needless to say, i make very calculated moves. i think things out. i even think about the steps i take going down a staircase. i have to look down at each step; if i look out at the end of the staircase, i’m liable to fall, which has happened to me on a couple of occasions. i can see two steps ahead of myself, but focusing on the long term goal can trip me up. and a moment of spontaneity is great, but i love the feel of making a list and checking things off, one by one. depending on how serious the move is…

when i turned 16 and it was time to get my learner’s permit, i took driving seriously. my mother is the best driver i know and i wanted to take after her, but my father encouraged me to slow down. “Driving is dangerous and can be very scary. It’s not as easy as it looks,” he said. really?? because i had it all mapped out in my head how i could drive the car, even without having any experience. after studying and acing the learner’s exam, my mother let me drive on the road as a surprise. i could drive home from the parking lot. it wasn’t that far, but i hadn’t really planned for that just yet. i wanted to think things through a little more, but i jumped behind the wheel, turned on to the street and made a left hand turn into oncoming traffic.

yeah. i don’t know what happened after that really. i covered my eyes, and when i opened them, my mother had magically driven the car to the parking lane all from the passenger’s side of the car. best driver i know. i vowed to never drive again.

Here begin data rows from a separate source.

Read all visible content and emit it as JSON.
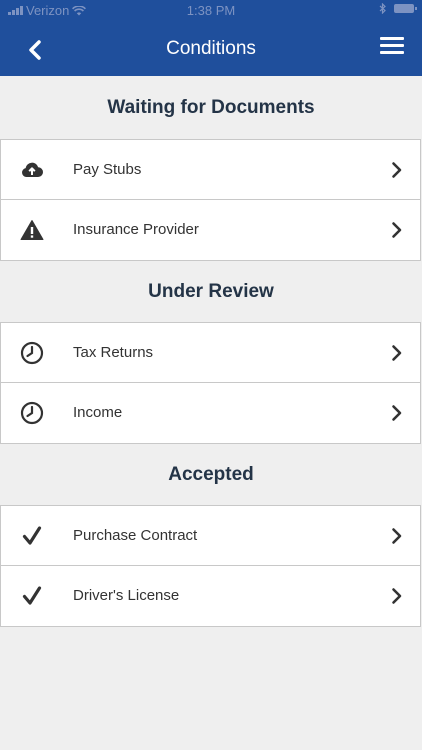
{
  "status_bar": {
    "carrier": "Verizon",
    "time": "1:38 PM"
  },
  "navbar": {
    "title": "Conditions",
    "back_icon": "chevron-left-icon",
    "menu_icon": "hamburger-menu-icon"
  },
  "sections": [
    {
      "title": "Waiting for Documents",
      "items": [
        {
          "label": "Pay Stubs",
          "icon": "cloud-upload-icon"
        },
        {
          "label": "Insurance Provider",
          "icon": "warning-icon"
        }
      ]
    },
    {
      "title": "Under Review",
      "items": [
        {
          "label": "Tax Returns",
          "icon": "clock-icon"
        },
        {
          "label": "Income",
          "icon": "clock-icon"
        }
      ]
    },
    {
      "title": "Accepted",
      "items": [
        {
          "label": "Purchase Contract",
          "icon": "checkmark-icon"
        },
        {
          "label": "Driver's License",
          "icon": "checkmark-icon"
        }
      ]
    }
  ],
  "colors": {
    "header": "#1f4f9c",
    "background": "#efefef",
    "section_title": "#243447"
  }
}
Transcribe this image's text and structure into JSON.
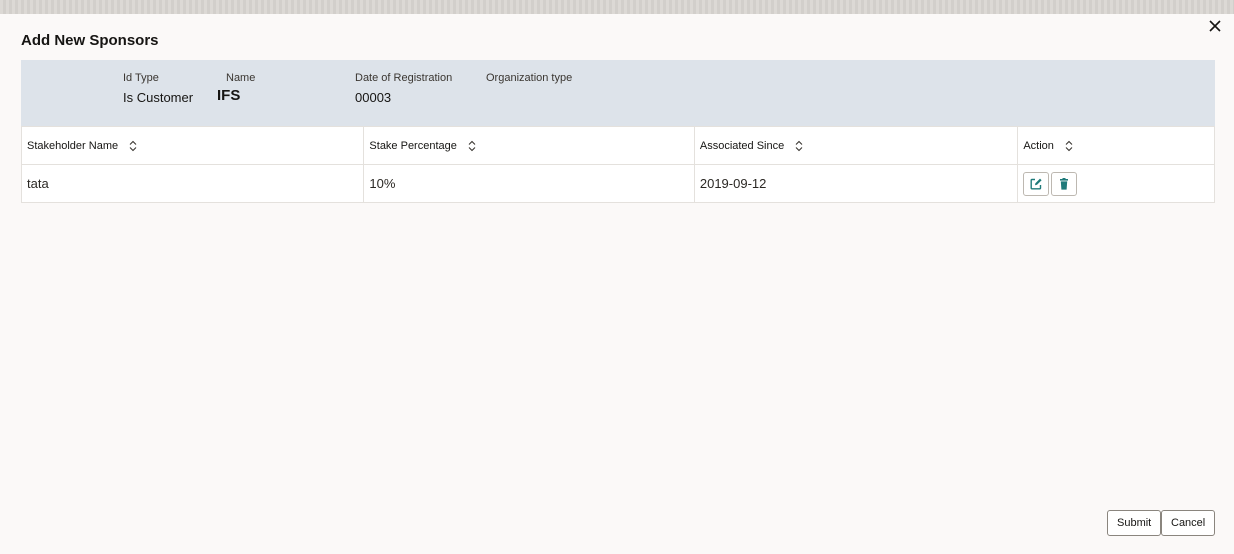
{
  "dialog": {
    "title": "Add New Sponsors"
  },
  "summary": {
    "id_type_label": "Id Type",
    "id_type_value": "Is Customer",
    "name_label": "Name",
    "name_value": "IFS",
    "date_label": "Date of Registration",
    "date_value": "00003",
    "org_label": "Organization type"
  },
  "table": {
    "headers": [
      "Stakeholder Name",
      "Stake Percentage",
      "Associated Since",
      "Action"
    ],
    "rows": [
      {
        "name": "tata",
        "percentage": "10%",
        "since": "2019-09-12"
      }
    ]
  },
  "footer": {
    "submit_label": "Submit",
    "cancel_label": "Cancel"
  },
  "colors": {
    "accent": "#1f7a7a",
    "summary_bg": "#dde3ea"
  },
  "icons": [
    "close-icon",
    "sort-icon",
    "edit-icon",
    "trash-icon"
  ]
}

fast forward 6 years, my senior year of college. somehow my friends had put up with me always being in the passenger seat, but having permanent shotgun in my homegirl’s car wasn’t really cute anymore. and i really hated needing to get somewhere and always having to bum a ride. so, after graduation, i signed up for driving lessons and got behind the road again. it was terrifying. my driving instructor was a little put off by my white-knuckled grip of the steering wheel, since in his experience a lot of people drive to relieve stress. not me! i needed to learn how to get from point A to point B without maiming any senior citizens or pedestrian children. and that’s it. i had the eye of the tiger and a goal in mind.

initially, i remembered why i never wanted to see behind the steering wheel of a car again. it was gut wrenching trying to anticipate when the next asshat was going to cut me off, but over the next month it became increasingly easier to not have palpitations about whether i was going to get t-boned at the next intersection.1 and i managed to pass the road test quite proficiently. my first time ever parallel parking, i sat quietly in the car, perched before the space and did a few cleansing breaths. no big deal Sarah… it’s just parallel parking, which is simple physics, and you love physics! i had it worked all out in my head, and successfully parallel parked on the first trial.

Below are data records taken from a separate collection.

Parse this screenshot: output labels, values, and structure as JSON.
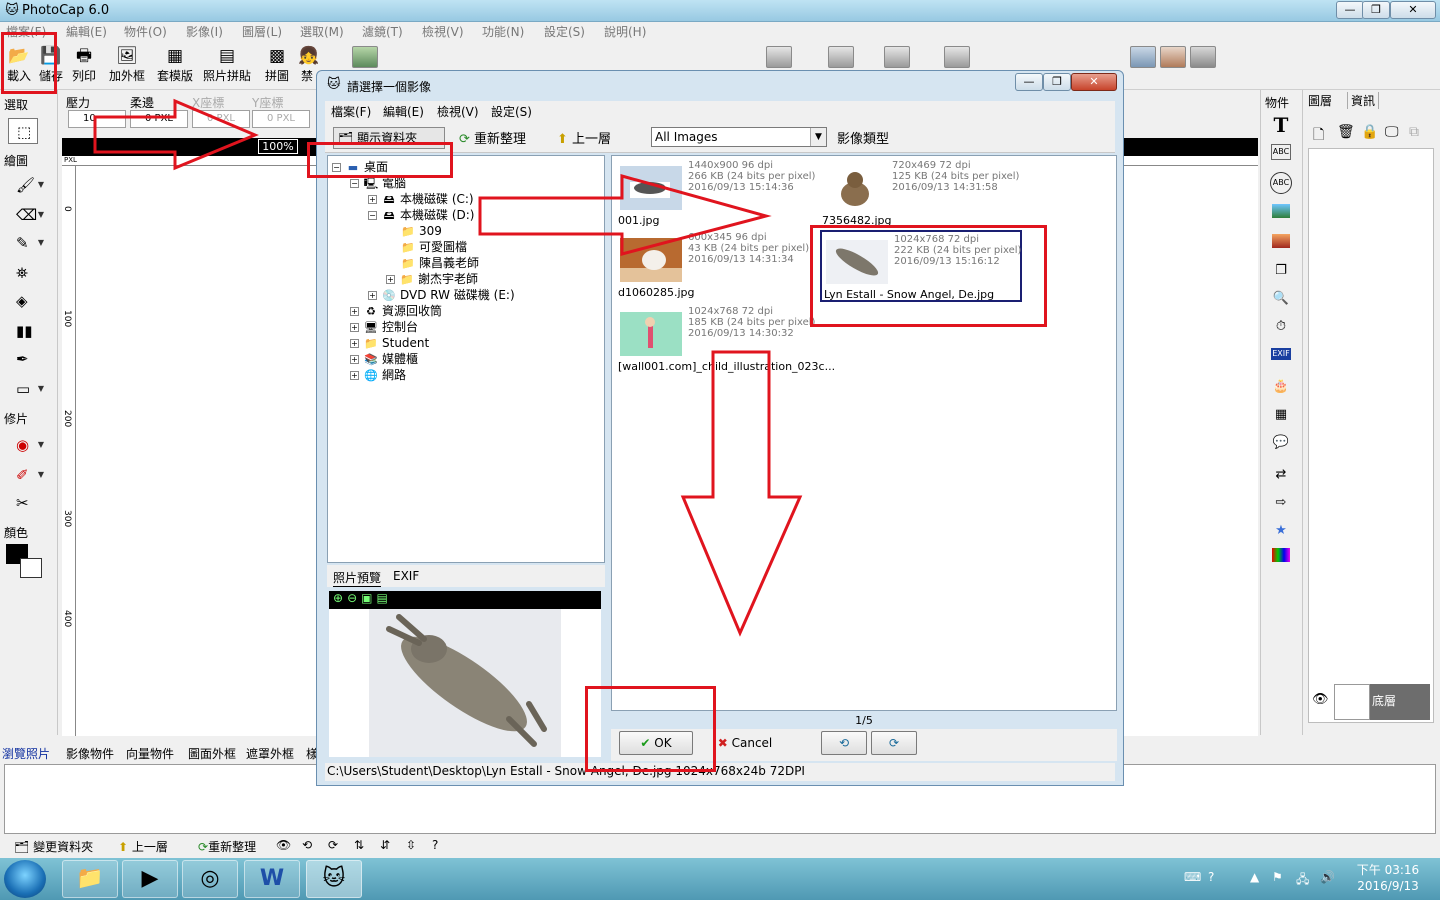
{
  "window": {
    "title": "PhotoCap 6.0",
    "controls": [
      "—",
      "❐",
      "✕"
    ]
  },
  "menubar": [
    "檔案(F)",
    "編輯(E)",
    "物件(O)",
    "影像(I)",
    "圖層(L)",
    "選取(M)",
    "濾鏡(T)",
    "檢視(V)",
    "功能(N)",
    "設定(S)",
    "說明(H)"
  ],
  "toolbar": [
    {
      "label": "載入",
      "icon": "open-folder-icon"
    },
    {
      "label": "儲存",
      "icon": "save-icon"
    },
    {
      "label": "列印",
      "icon": "print-icon"
    },
    {
      "label": "加外框",
      "icon": "frame-icon"
    },
    {
      "label": "套模版",
      "icon": "template-icon"
    },
    {
      "label": "照片拼貼",
      "icon": "collage-icon"
    },
    {
      "label": "拼圖",
      "icon": "puzzle-icon"
    },
    {
      "label": "禁",
      "icon": "person-icon"
    }
  ],
  "left_panel": {
    "select": "選取",
    "draw": "繪圖",
    "retouch": "修片",
    "color": "顏色"
  },
  "options": {
    "pressure": "壓力",
    "soft_edge": "柔邊",
    "x_coord": "X座標",
    "y_coord": "Y座標",
    "pressure_val": "10",
    "soft_val": "0 PXL",
    "x_val": "0 PXL",
    "y_val": "0 PXL",
    "zoom": "100%"
  },
  "ruler": {
    "unit": "PXL",
    "marks": [
      "0",
      "100",
      "200",
      "300",
      "400"
    ]
  },
  "right_panel": {
    "objects_title": "物件",
    "layers_tab": "圖層",
    "info_tab": "資訊",
    "base_layer": "底層"
  },
  "bottom_tabs": [
    "瀏覽照片",
    "影像物件",
    "向量物件",
    "圖面外框",
    "遮罩外框",
    "樣"
  ],
  "bottom_toolbar": {
    "change_folder": "變更資料夾",
    "up_level": "上一層",
    "refresh": "重新整理",
    "help": "?"
  },
  "taskbar": {
    "time": "下午 03:16",
    "date": "2016/9/13"
  },
  "dialog": {
    "title": "請選擇一個影像",
    "menu": [
      "檔案(F)",
      "編輯(E)",
      "檢視(V)",
      "設定(S)"
    ],
    "show_folder": "顯示資料夾",
    "refresh": "重新整理",
    "up_level": "上一層",
    "filter": "All Images",
    "image_type": "影像類型",
    "tree": [
      {
        "label": "桌面",
        "level": 0,
        "exp": "−"
      },
      {
        "label": "電腦",
        "level": 1,
        "exp": "−"
      },
      {
        "label": "本機磁碟 (C:)",
        "level": 2,
        "exp": "+"
      },
      {
        "label": "本機磁碟 (D:)",
        "level": 2,
        "exp": "−"
      },
      {
        "label": "309",
        "level": 3,
        "exp": ""
      },
      {
        "label": "可愛圖檔",
        "level": 3,
        "exp": ""
      },
      {
        "label": "陳昌義老師",
        "level": 3,
        "exp": ""
      },
      {
        "label": "謝杰宇老師",
        "level": 3,
        "exp": "+"
      },
      {
        "label": "DVD RW 磁碟機 (E:)",
        "level": 2,
        "exp": "+"
      },
      {
        "label": "資源回收筒",
        "level": 1,
        "exp": "+"
      },
      {
        "label": "控制台",
        "level": 1,
        "exp": "+"
      },
      {
        "label": "Student",
        "level": 1,
        "exp": "+"
      },
      {
        "label": "媒體櫃",
        "level": 1,
        "exp": "+"
      },
      {
        "label": "網路",
        "level": 1,
        "exp": "+"
      }
    ],
    "preview_tab": "照片預覽",
    "exif_tab": "EXIF",
    "files": [
      {
        "name": "001.jpg",
        "l1": "1440x900 96 dpi",
        "l2": "266 KB (24 bits per pixel)",
        "l3": "2016/09/13 15:14:36"
      },
      {
        "name": "7356482.jpg",
        "l1": "720x469 72 dpi",
        "l2": "125 KB (24 bits per pixel)",
        "l3": "2016/09/13 14:31:58"
      },
      {
        "name": "d1060285.jpg",
        "l1": "600x345 96 dpi",
        "l2": "43 KB (24 bits per pixel)",
        "l3": "2016/09/13 14:31:34"
      },
      {
        "name": "Lyn Estall - Snow Angel, De.jpg",
        "l1": "1024x768 72 dpi",
        "l2": "222 KB (24 bits per pixel)",
        "l3": "2016/09/13 15:16:12"
      },
      {
        "name": "[wall001.com]_child_illustration_023c...",
        "l1": "1024x768 72 dpi",
        "l2": "185 KB (24 bits per pixel)",
        "l3": "2016/09/13 14:30:32"
      }
    ],
    "pager": "1/5",
    "ok": "OK",
    "cancel": "Cancel",
    "status": "C:\\Users\\Student\\Desktop\\Lyn Estall - Snow Angel, De.jpg   1024x768x24b   72DPI"
  },
  "colors": {
    "annotation": "#e0141e",
    "selection": "#1a1f72"
  }
}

now, i do drive for fun. you might catch me around the city, cruising in a Zipcar. even though getting behind the wheel of a car does initially give me anxiety, i do a few cleansing breaths, i say a little prayer, and get on the road. by the time i have my stations picked out, or connect to the MP3 port and make my second turn in traffic, i’m cruising and bopping my head to the music. i love the feel of moving through time and space and getting successfully to my destination and back. but i wonder… when and how will i learn to fly?

1i realize this is all very melodramatic, but my mind plays tricks on me sometimes. and tricks are for non-driving kids.